Community groups lined up at Milwaukee City Hall on Monday, when they were invited to voice opinions about a plan to boost public safety. City leaders assembled the draft in August and are now taking it out for public comment. Its recommendations include hiring nearly 300 new police officers and building a juvenile detention facility. Many people who testified Monday panned the proposal to put more officers on the streets.
More policing is not the solution, according to Joseph Ellwanger, who spoke on behalf of the faith-based organization MICAH. Ellwanger mentioned the unrest that broke out in the Sherman Park neighborhood in August, after a Milwaukee officer fatally shot a man.

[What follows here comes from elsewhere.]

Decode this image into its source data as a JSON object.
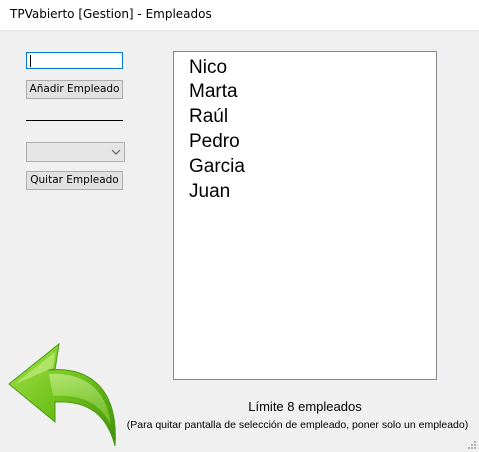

“Milwaukee cannot arrest and incarcerate its way out of the poverty and the violence that negatively impact so many families today. In fact, a heavy handed, stop-every-vehicle with-a-burned-out-tail-light approach to policing is counterproductive. It deepens mistrust between police and community and adds to the trauma that underlies violence,” Ellwanger says.
Ellwanger suggested the city put more money into jobs programs, rather than enlarging the police force. One person who insists the culture in the police department needs to change is Patricia McManus of the Black Health Coalition of Wisconsin. She says she’s lived in the Sherman Park neighborhood for nearly 30 years.
“I heard someone say the other day that the purpose of the police is to protect and serve. But their purpose in our community seems to be law and order. That ranks so true to me because of what I have seen and experienced personally. Adding police will not change what is wrong with the department at its core,” McManus says.
McManus implored city leaders to use more money recommended for policing, to invest in small businesses in the central city. Another person opposed to additional officers is Fred Royal, president of the Milwaukee chapter of the NAACP. He thinks the city needs to make better use of the money it already spends on its police force.
“We should be getting better outcomes than the outcomes we’re currently getting from our police department. When you look at what has happened to the 75 individuals who were cavity searched and the $5 million that the city had to pay out, that’s not being effective or efficient. When you look at the $6 million that you had to pay out to Chaunte Ott for false imprisonment for 13 years, that’s not being efficient,” Royal says.
Royal called on city leaders to move to community-based policing models that some other cities say have been successful in improving public safety. Tammy Rivera of the South Side Organizing Committee agrees that partnerships between neighbors and law enforcement work best.
“I think if we all approached every individual with a little more dignity and humanity and understanding, that we’d get further as a community in problem solving,” Rivera says.
Nobody from the Milwaukee Police Department testified at the hearing in response to the recommendations – or the criticisms. Council members plan to hold several more hearings on public safety, throughout the month of October.